> _Exercise objective_
Please work out how many lines include the word "AXIS" in the entries, and reply with only the count.

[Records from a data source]

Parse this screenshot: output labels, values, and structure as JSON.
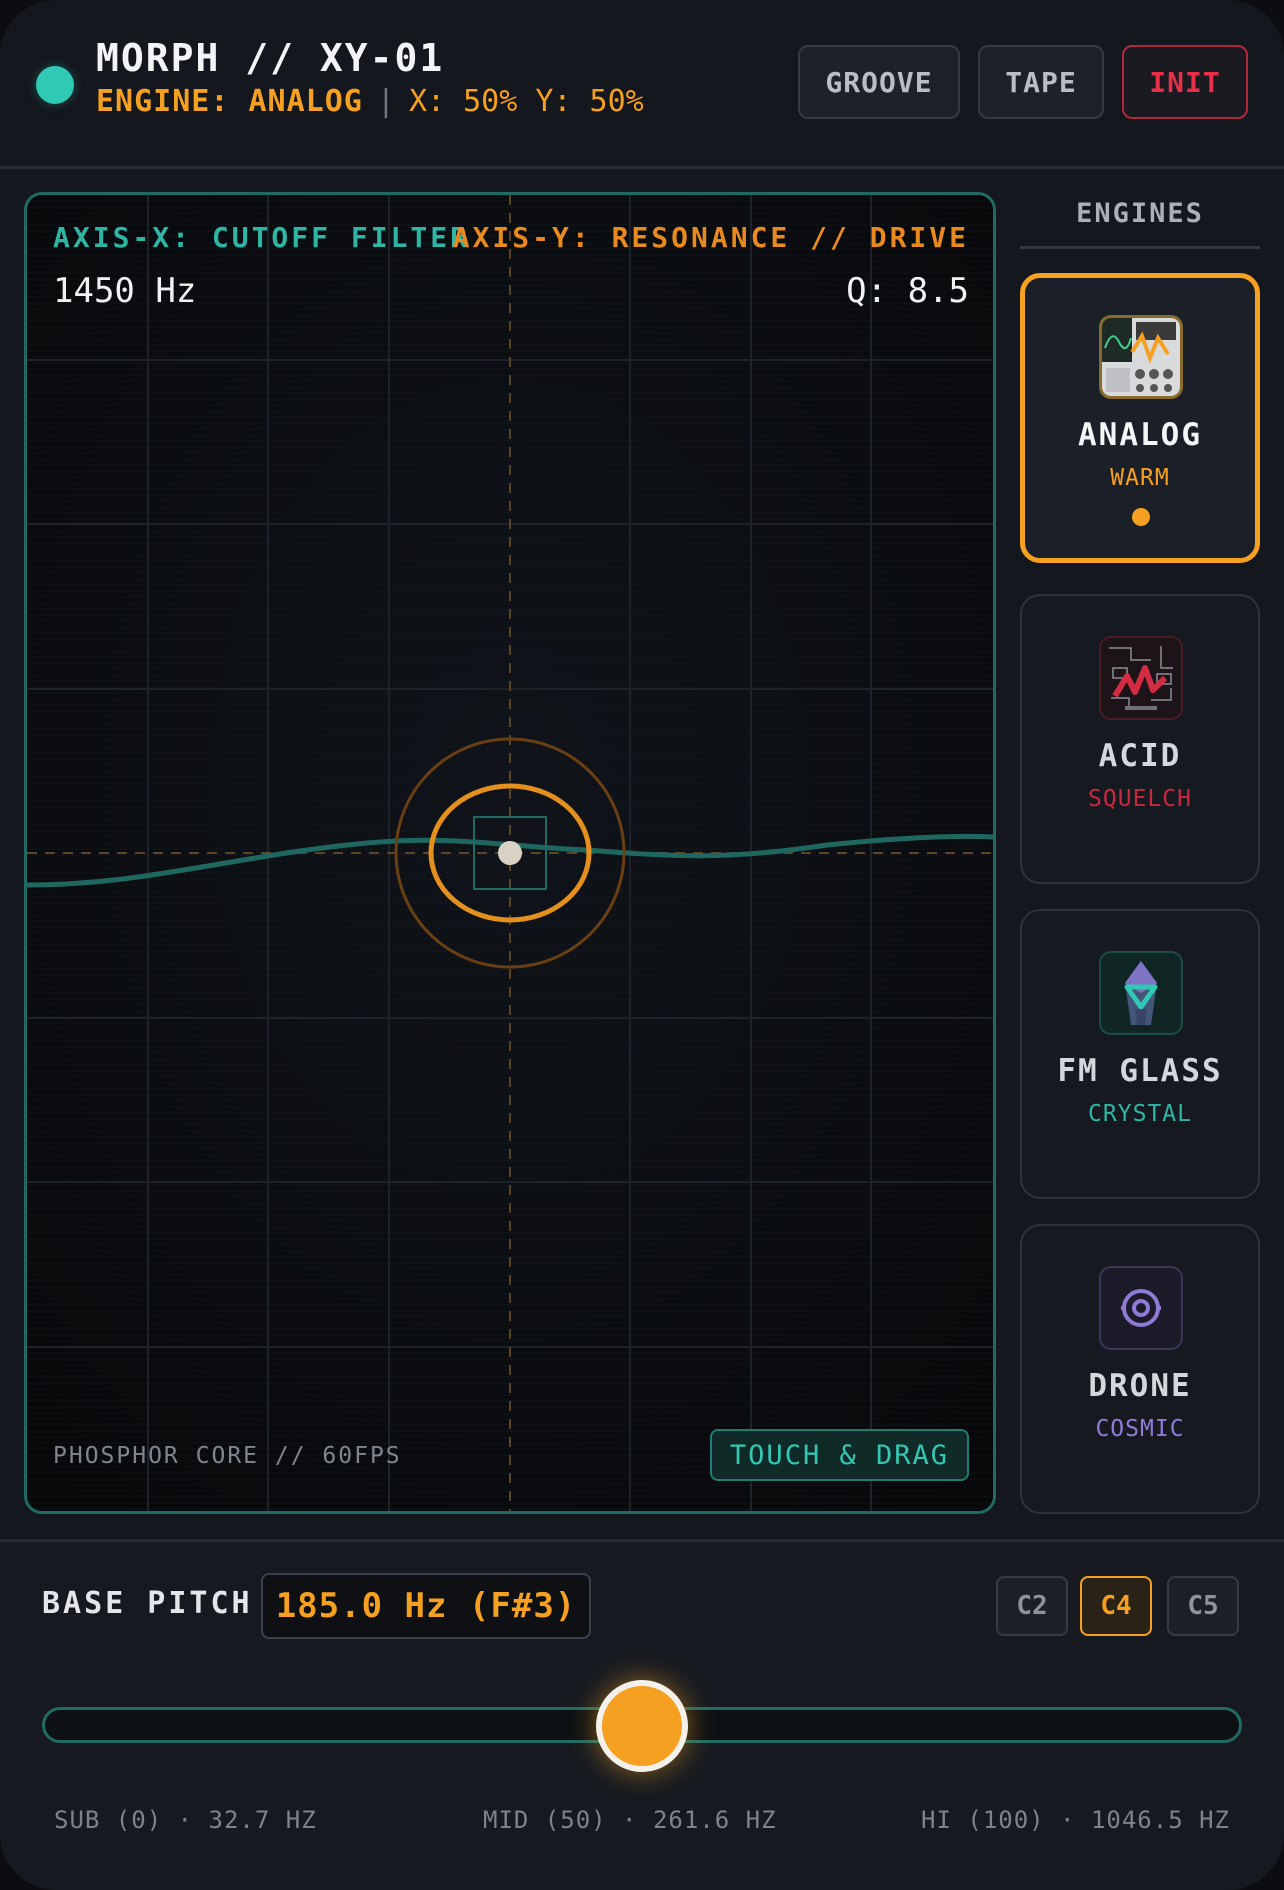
{
  "header": {
    "title": "MORPH // XY-01",
    "engine_status": "ENGINE: ANALOG",
    "separator": "|",
    "xy_readout": "X: 50% Y: 50%",
    "buttons": {
      "groove": "GROOVE",
      "tape": "TAPE",
      "init": "INIT"
    }
  },
  "pad": {
    "axis_x_label": "AXIS-X: CUTOFF FILTER",
    "axis_y_label": "AXIS-Y: RESONANCE // DRIVE",
    "cutoff_readout": "1450 Hz",
    "q_readout": "Q: 8.5",
    "footer_label": "PHOSPHOR CORE // 60FPS",
    "touch_badge": "TOUCH & DRAG",
    "cursor_x_percent": 50,
    "cursor_y_percent": 50
  },
  "engines": {
    "heading": "ENGINES",
    "items": [
      {
        "name": "ANALOG",
        "sub": "WARM",
        "icon": "analog-synth-icon",
        "color": "#f5a020",
        "active": true
      },
      {
        "name": "ACID",
        "sub": "SQUELCH",
        "icon": "acid-circuit-icon",
        "color": "#c8283e",
        "active": false
      },
      {
        "name": "FM GLASS",
        "sub": "CRYSTAL",
        "icon": "crystal-icon",
        "color": "#2fb5a3",
        "active": false
      },
      {
        "name": "DRONE",
        "sub": "COSMIC",
        "icon": "target-icon",
        "color": "#8f7ad6",
        "active": false
      }
    ]
  },
  "pitch": {
    "label": "BASE PITCH",
    "value": "185.0 Hz (F#3)",
    "octaves": [
      "C2",
      "C4",
      "C5"
    ],
    "active_octave": "C4",
    "slider_value": 50,
    "ticks": {
      "low": "SUB (0) · 32.7 HZ",
      "mid": "MID (50) · 261.6 HZ",
      "high": "HI (100) · 1046.5 HZ"
    }
  },
  "colors": {
    "accent": "#f5a020",
    "teal": "#2fb5a3",
    "danger": "#e8304a"
  }
}
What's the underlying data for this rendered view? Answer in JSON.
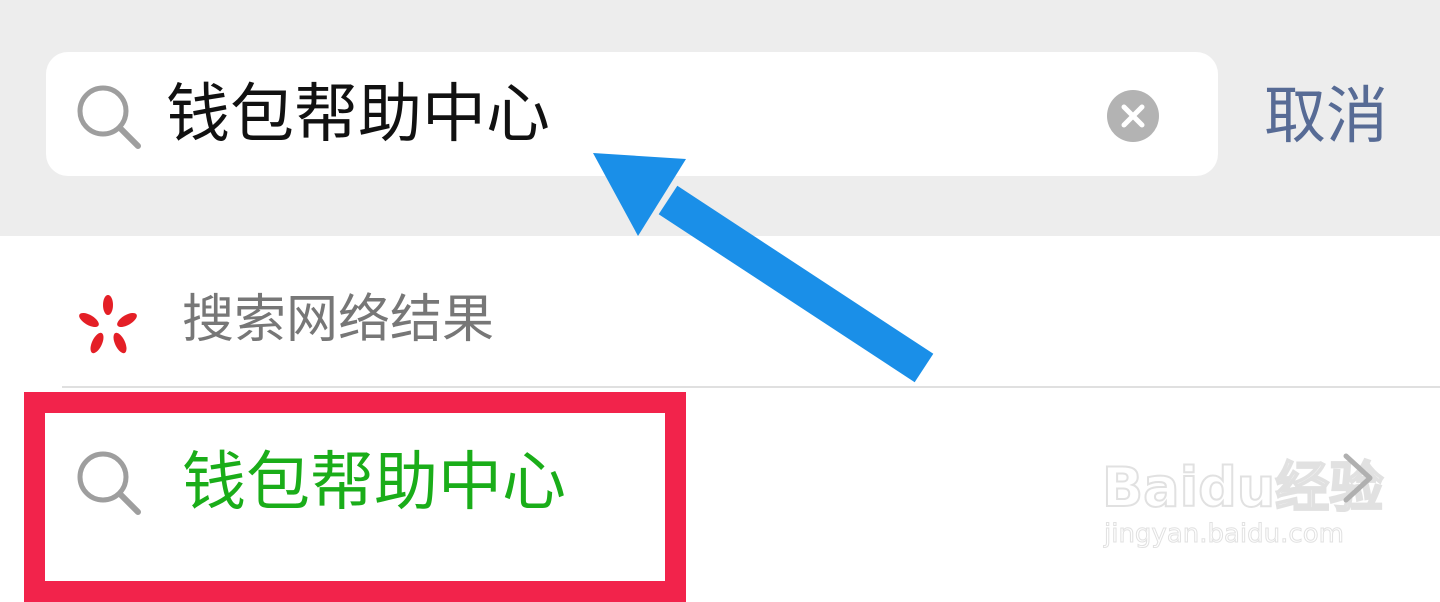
{
  "search": {
    "query": "钱包帮助中心",
    "cancel_label": "取消"
  },
  "web_search": {
    "label": "搜索网络结果"
  },
  "suggestion": {
    "label": "钱包帮助中心"
  },
  "watermark": {
    "brand": "Baidu经验",
    "url": "jingyan.baidu.com"
  },
  "icons": {
    "search": "search-icon",
    "clear": "clear-icon",
    "web": "web-search-icon",
    "chevron": "chevron-right-icon"
  },
  "colors": {
    "top_bar": "#ededed",
    "cancel": "#576b95",
    "suggestion": "#1aad19",
    "highlight": "#f2234b",
    "arrow": "#1a8fe8",
    "web_icon": "#e41f26"
  }
}
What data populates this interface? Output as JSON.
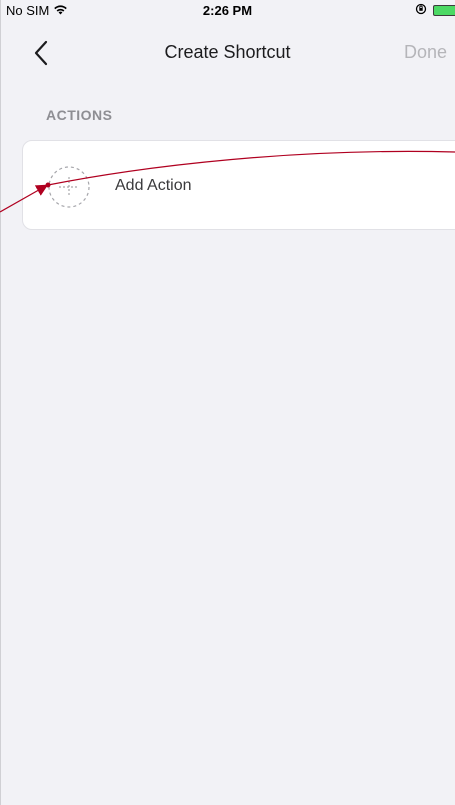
{
  "status_bar": {
    "carrier": "No SIM",
    "time": "2:26 PM",
    "icons": [
      "wifi-icon",
      "orientation-lock-icon",
      "battery-charging-icon"
    ]
  },
  "nav": {
    "title": "Create Shortcut",
    "done_label": "Done",
    "back_icon": "chevron-left-icon"
  },
  "section": {
    "header": "ACTIONS"
  },
  "action": {
    "label": "Add Action",
    "icon": "dashed-plus-circle-icon"
  },
  "colors": {
    "background": "#f2f2f6",
    "card": "#ffffff",
    "done_disabled": "#b5b5b9",
    "section_header": "#8e8e93",
    "annotation_arrow": "#b00020"
  }
}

> _Result for this exercise_
2